What sometimes makes the practice of Loving Kindness distinct from actual acts of charity, (which may arise from the practice of Loving Kindness), is the way in which the person practicing views the recipient of their loving intention.
Instead of pitying the recipient of our loving intention, we instead consciously choose to see, or visualise them, as unbroken, whole and complete. In so doing, the sender of loving intentions not only helps to alleviate the recipients suffering, but also helps them remember that they too, the sender, are intrinsically unbroken, whole and complete.
When we remember that how we see others is actually how we see ourselves, it is easier to open our hearts, and become re-enchanted with the world.
Readers of the All Seeing Boy and the Blue Sky of Happiness may like to consider the five steps to Loving Kindness outlined below, to better understand and appreciate, the Blue Sky of Happiness meditation described in the book, and here.
5 Steps to Loving Kindness.

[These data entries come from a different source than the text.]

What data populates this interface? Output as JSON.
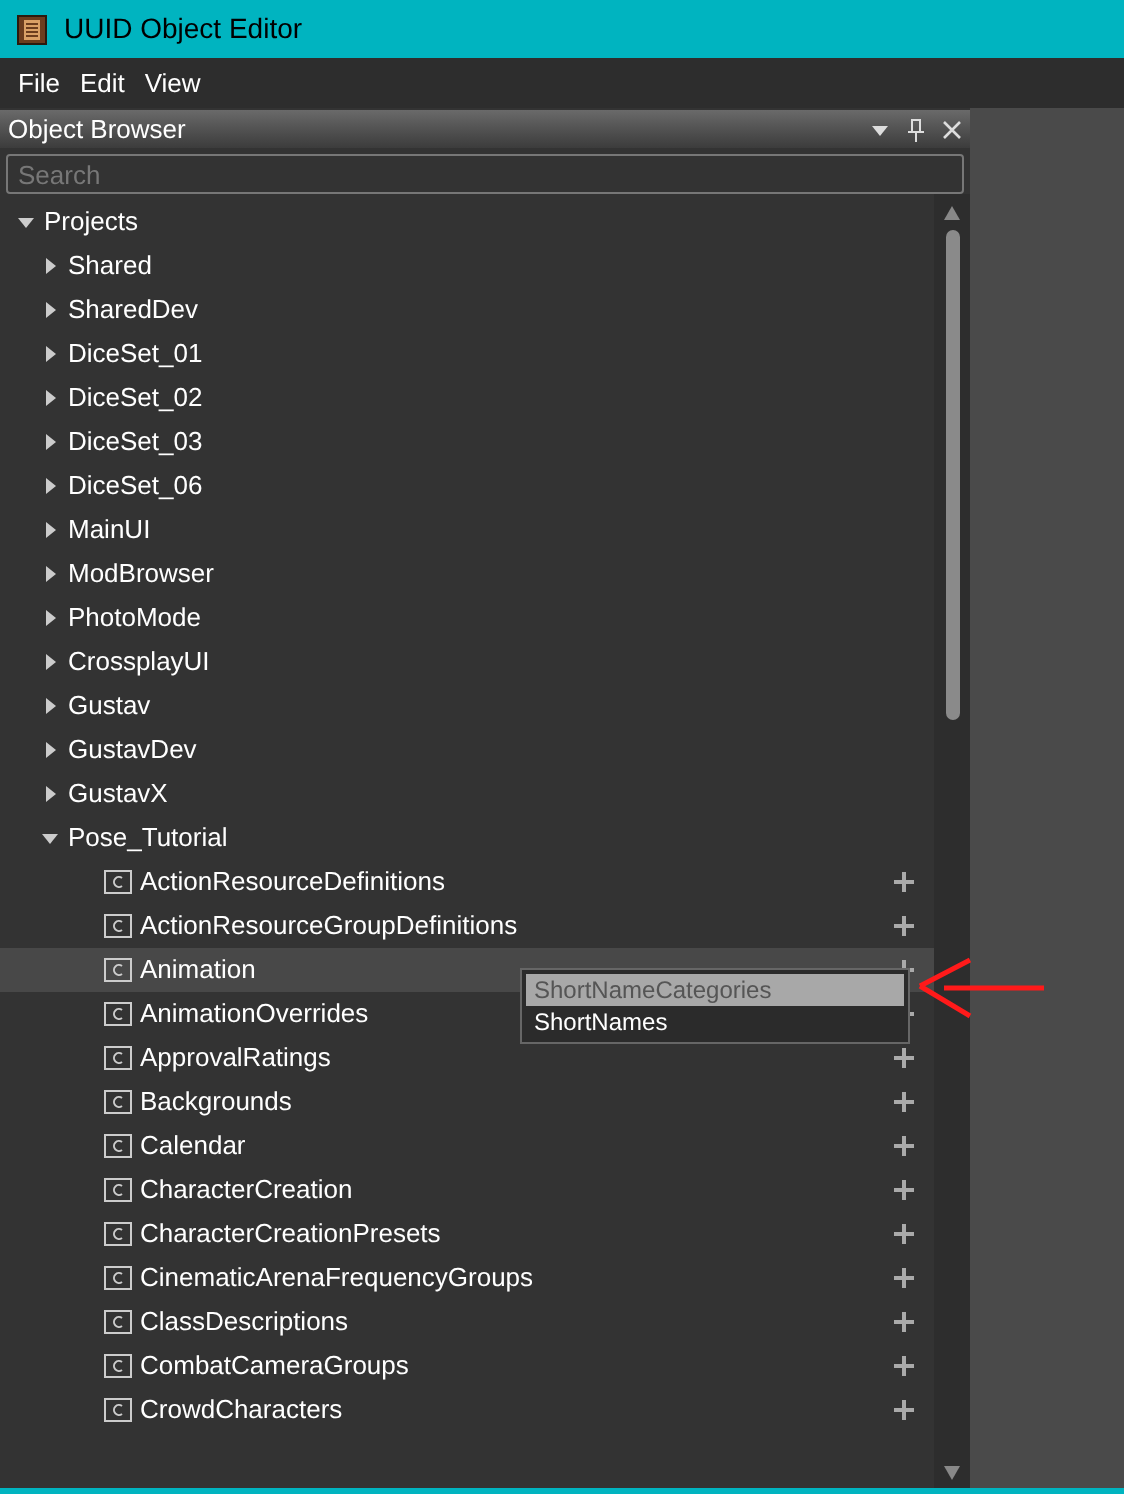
{
  "window": {
    "title": "UUID Object Editor"
  },
  "menu": [
    "File",
    "Edit",
    "View"
  ],
  "panel": {
    "title": "Object Browser",
    "search": {
      "placeholder": "Search"
    }
  },
  "tree": [
    {
      "label": "Projects",
      "expanded": true,
      "selected": false,
      "children": [
        {
          "label": "Shared",
          "expanded": false,
          "selected": false
        },
        {
          "label": "SharedDev",
          "expanded": false,
          "selected": false
        },
        {
          "label": "DiceSet_01",
          "expanded": false,
          "selected": false
        },
        {
          "label": "DiceSet_02",
          "expanded": false,
          "selected": false
        },
        {
          "label": "DiceSet_03",
          "expanded": false,
          "selected": false
        },
        {
          "label": "DiceSet_06",
          "expanded": false,
          "selected": false
        },
        {
          "label": "MainUI",
          "expanded": false,
          "selected": false
        },
        {
          "label": "ModBrowser",
          "expanded": false,
          "selected": false
        },
        {
          "label": "PhotoMode",
          "expanded": false,
          "selected": false
        },
        {
          "label": "CrossplayUI",
          "expanded": false,
          "selected": false
        },
        {
          "label": "Gustav",
          "expanded": false,
          "selected": false
        },
        {
          "label": "GustavDev",
          "expanded": false,
          "selected": false
        },
        {
          "label": "GustavX",
          "expanded": false,
          "selected": false
        },
        {
          "label": "Pose_Tutorial",
          "expanded": true,
          "selected": false,
          "children": [
            {
              "label": "ActionResourceDefinitions",
              "selected": false
            },
            {
              "label": "ActionResourceGroupDefinitions",
              "selected": false
            },
            {
              "label": "Animation",
              "selected": true
            },
            {
              "label": "AnimationOverrides",
              "selected": false
            },
            {
              "label": "ApprovalRatings",
              "selected": false
            },
            {
              "label": "Backgrounds",
              "selected": false
            },
            {
              "label": "Calendar",
              "selected": false
            },
            {
              "label": "CharacterCreation",
              "selected": false
            },
            {
              "label": "CharacterCreationPresets",
              "selected": false
            },
            {
              "label": "CinematicArenaFrequencyGroups",
              "selected": false
            },
            {
              "label": "ClassDescriptions",
              "selected": false
            },
            {
              "label": "CombatCameraGroups",
              "selected": false
            },
            {
              "label": "CrowdCharacters",
              "selected": false
            }
          ]
        }
      ]
    }
  ],
  "context_menu": [
    {
      "label": "ShortNameCategories",
      "selected": true
    },
    {
      "label": "ShortNames",
      "selected": false
    }
  ]
}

Cultivate a heartfelt wish to see others free of suffering.
In the All Seeing Boy and the Blue Sky of Happiness, the All Seeing Boy’s quest begins with a simple, heartfelt wish to help lift the spirit of the people he loved, for no other reason than to see them free of suffering.

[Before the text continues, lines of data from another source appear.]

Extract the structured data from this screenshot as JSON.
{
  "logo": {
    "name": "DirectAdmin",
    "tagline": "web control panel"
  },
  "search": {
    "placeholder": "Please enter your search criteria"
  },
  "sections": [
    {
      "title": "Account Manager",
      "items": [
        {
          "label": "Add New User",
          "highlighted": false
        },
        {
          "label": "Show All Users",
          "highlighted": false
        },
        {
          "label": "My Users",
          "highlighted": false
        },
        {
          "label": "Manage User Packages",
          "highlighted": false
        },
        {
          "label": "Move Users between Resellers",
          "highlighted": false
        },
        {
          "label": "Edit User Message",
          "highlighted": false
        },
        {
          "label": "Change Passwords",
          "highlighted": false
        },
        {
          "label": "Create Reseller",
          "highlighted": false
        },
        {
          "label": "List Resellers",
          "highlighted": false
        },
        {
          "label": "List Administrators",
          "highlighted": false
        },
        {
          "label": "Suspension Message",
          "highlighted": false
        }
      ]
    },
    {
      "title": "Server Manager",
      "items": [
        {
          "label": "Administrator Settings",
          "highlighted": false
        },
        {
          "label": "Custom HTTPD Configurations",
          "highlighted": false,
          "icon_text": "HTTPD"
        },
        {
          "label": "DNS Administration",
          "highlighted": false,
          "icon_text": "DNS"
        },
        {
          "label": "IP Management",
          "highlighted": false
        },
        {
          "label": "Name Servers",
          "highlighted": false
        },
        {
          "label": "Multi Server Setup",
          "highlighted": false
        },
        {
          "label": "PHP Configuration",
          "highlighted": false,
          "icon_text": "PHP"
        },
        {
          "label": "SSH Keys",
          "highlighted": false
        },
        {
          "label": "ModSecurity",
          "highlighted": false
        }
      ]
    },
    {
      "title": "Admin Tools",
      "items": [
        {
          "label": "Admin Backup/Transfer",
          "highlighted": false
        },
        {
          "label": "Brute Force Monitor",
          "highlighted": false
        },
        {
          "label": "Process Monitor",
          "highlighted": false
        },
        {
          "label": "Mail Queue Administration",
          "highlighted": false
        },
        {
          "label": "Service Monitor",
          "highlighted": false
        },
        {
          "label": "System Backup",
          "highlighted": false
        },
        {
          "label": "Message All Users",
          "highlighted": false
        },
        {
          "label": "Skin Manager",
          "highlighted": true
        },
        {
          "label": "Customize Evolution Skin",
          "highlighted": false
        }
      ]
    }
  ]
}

In the same way, it’s important that we also engage in the practice of Loving Kindness for the right reasons, i.e not just for our own ends, but rather to see others liberated.
A good way to do this, is to begin the actual practice of Loving Kindness by considering the suffering of people close to us. When we empathise with someone’s suffering, it is natural to want that suffering to end. In so doing we begin to experience the ‘connection’ between ourselves and others, which is the ultimate outcome of the practice of Loving Kindness.
Understand the reason for your own and other’s suffering.
In the story, The All Seeing Boy learns that we experience sadness when we forget or ignore our own true nature. Our true nature is that we are not our thoughts. At all times, in the same way the blue sky is always present behind the clouds, our true nature remains unbroken, pure and whole.
We only experience sadness and its subsequent suffering, when we choose to identify with our sad thoughts, and choose to ignore or forget our true nature.
Practice actively remembering your true nature so you can feel it more keenly for others.
The practice of Loving Kindness is not about placing others above or below us.
The practice of Loving Kindness instead invites us to recognise that we all share the same true nature. In the same way that we all dwell under the same blue sky, no one owns an exclusive right to be happy at another’s expense. And, indeed, no one’s pure, unbroken and whole Self, is better or worse than another person’s, pure, unbroken, and whole Self. My blue sky is your blue sky, is everyone’s blue sky.
In fact, the practice of Loving Kindness acknowledges that the more we remember our own true nature, the more we are able to help others remember it for themselves. So, to be sure we do not exclude ourselves from this great spiritual Truth, we begin our practice by first remembering our own true nature: unbroken like the blue sky on a summer day.
Practice actively opening your heart, by visualising others experiencing their true nature: the blue sky of happiness.
Having remembered our true nature and that our experience is not exclusive, we then take a leap of faith, by actively sending loving intentions to others so that they may too re-connect with their true nature. (Whether we believe they will feel our intentions or not).
There are many ways to do this, both within the Buddhist tradition such as the Metta Bhavana meditation, as well non secular techniques, such as the Blue Sky of Happiness meditation – described here.
The word ‘practice’ means to perform something repeatedly until its skill is acquired. So, to really affirm that our true nature is shared by everyone, and is not an exclusive experience, we need to repeat the practice of loving kindness often.
After sending loving intentions to people we love; we might consider sending them to people we only know as acquaintances; then those we don’t; those we dislike, and ultimately to everyone.
The practice of loving kindness is especially powerful for anyone who has experienced the hunger to belong to a wider group or family. When we send loving intentions to others, and experience the joy that comes from remembering that our true nature is not exclusive, we realize that we were never disconnected in the first place.
To practice the Blue Sky Of Happiness meditation now, click here.